1.e4 e5 2.Nc3 Bc5 3.Na4 Bxf2+ 4.Kxf2 Qh4+ 5.Ke3 Qf4+ 6.Kd3 d5 7.Kc3 Qxe4 8.Kb3
A chance for white to improve his position by blockading the queen’s path towards the white king.
9.a3 Qxa4+ 10.Kxa4 Nc5+
A winning procedure would be getting the king into black’s camp further.But….
a5+ 12.Kxc5 Ne7 13.Bb5+ Kd8 14.Bc6
b6+ 15.Kb5 Nxc6 16.Kxc6 Bb7+ 17.Kb5 Ba6+ 18.Kc6 Bb7+ 19.Kb5 Ba6+ 20.Kc6 Bb7+ 21.Kb5
And a repetition!
This opening is similar to zhuraviev countergambit but with the bishop on the c5 square rather than on the b4 square. The difference is now the bishop on the c5 is pressuring the f2 square. In the giraffe attack unlike zhuraviev attack if the pawn on the g7 is taken then it’s already completely lost for white as after a few moves when the rook attacks the queen on h6, the queen cannot return to the e3 square because of the bishop and white queen is almost trapped.

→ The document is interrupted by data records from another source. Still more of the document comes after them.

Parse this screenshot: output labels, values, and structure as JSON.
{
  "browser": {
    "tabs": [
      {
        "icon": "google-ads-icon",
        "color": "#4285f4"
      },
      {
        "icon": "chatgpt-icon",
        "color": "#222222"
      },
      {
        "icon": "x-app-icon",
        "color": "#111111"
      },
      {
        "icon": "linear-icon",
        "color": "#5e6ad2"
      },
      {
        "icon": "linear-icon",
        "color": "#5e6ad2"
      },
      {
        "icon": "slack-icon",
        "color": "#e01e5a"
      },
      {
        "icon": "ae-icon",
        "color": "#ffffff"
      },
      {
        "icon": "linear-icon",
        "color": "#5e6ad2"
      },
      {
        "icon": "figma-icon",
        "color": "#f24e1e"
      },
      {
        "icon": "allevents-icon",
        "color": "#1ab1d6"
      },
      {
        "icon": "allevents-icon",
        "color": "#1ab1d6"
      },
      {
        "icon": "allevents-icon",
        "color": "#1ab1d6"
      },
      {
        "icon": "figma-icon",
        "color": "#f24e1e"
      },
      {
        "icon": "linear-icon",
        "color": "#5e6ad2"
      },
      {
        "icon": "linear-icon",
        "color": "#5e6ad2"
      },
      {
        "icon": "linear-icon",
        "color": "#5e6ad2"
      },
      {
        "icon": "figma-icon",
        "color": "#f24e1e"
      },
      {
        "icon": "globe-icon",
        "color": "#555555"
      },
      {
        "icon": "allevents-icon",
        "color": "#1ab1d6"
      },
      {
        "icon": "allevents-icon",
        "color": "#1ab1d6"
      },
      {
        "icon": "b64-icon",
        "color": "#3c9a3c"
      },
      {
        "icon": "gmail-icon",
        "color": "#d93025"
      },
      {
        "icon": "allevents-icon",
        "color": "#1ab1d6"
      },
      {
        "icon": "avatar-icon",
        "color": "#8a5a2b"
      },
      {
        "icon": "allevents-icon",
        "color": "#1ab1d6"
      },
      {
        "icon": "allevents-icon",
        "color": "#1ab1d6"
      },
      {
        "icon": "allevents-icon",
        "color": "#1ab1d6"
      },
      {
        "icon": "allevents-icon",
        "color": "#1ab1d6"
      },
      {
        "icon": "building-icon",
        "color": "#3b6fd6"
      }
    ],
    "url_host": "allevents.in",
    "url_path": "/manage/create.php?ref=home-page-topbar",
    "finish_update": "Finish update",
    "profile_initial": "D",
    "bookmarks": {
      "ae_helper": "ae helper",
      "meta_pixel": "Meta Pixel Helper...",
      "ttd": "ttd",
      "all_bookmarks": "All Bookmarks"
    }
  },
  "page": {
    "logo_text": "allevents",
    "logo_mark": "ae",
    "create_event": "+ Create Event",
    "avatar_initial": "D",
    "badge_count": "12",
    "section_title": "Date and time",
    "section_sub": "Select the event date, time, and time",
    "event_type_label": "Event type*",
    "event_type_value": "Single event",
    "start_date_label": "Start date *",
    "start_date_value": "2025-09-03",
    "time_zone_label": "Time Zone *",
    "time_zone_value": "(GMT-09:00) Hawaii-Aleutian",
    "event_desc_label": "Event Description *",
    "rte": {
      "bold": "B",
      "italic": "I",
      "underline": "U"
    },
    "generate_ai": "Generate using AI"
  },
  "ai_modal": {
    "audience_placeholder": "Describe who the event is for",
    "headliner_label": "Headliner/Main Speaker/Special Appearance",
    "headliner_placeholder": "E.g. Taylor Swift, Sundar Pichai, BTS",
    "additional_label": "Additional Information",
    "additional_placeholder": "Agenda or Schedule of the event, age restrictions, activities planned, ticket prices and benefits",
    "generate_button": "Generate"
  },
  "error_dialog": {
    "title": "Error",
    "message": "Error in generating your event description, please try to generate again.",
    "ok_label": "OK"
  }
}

So here, the best way to proceed would be not grabbing the g7 pawn and white might even try castling on the queenside and the game continues with early queen development.
1.e4 e5 2.Nc3 Bc5 3.Qg4 Qf6 4.Nf3 Ne7 5.Qg3 d6 6.Bc4 h6 7.Na4 Nd7 8.0-0 c6 9.Nxc5 Nxc5 10.Re1 Be6 11.Bf1 0-0-0 12.d4 exd4 13.Bf4 Qg6 14.Nxd4 Nxe4
This move might lead to dangerous position for black as white might in a few moves sacrifice the rook for two pieces with the black pawns in an unstable position.
15.Qxg6 Nxg6 16.Nxe6 fxe6 17.Rxe4 d5 18.Rb4 a5 19.Ra4 b5 20.Bd3 bxa4 21.Bxg6 Kd7 22.Be5 Rb8 23.Bxb8 Rxb8 24.b3 a3 25.f4 Kd6 26.Kf2 Rf8 27.Ke3 Rf6 28.Bd3 c5 29.g4 Rf8 30.h4 Rb8 31.c4 a4 32.bxa4 Rb4 33.Rb1 Rxa4 34.Rb6+ Kd7 35.cxd5 c4
And white is simply a piece and never lost an advantage after Nxe4.
In the Omaha Gambit, black does not develop his dark squared bishop and white tries to take advantage of it and expands on the kingside by moving his f pawn into the attack. Though it may seem that white seems to be dangerously expanding with the f pawn, the absence of bishop on the forward position helps white in implementing this idea.
1.e4 d6 2.Nc3 e5 3.f4 exf4 4.Nf3 Ne7 5.d4 Ng6 6.Bd3 Be7 7.0-0 Nd7 8.Nd5 Ndf8 9.Qe1 Ne6 10.Nxe7 Qxe7 11.h4 0-0 12.h5 Nh8 13.e5 d5 14.c4 dxc4 15.Bxc4 Rd8 16.Bxe6 Qxe6 17.Qh4 Rd5 18.Bxf4 Qg4 19.Rac1 Qxh4 20.Nxh4 c6 21.Be3 Rb5 22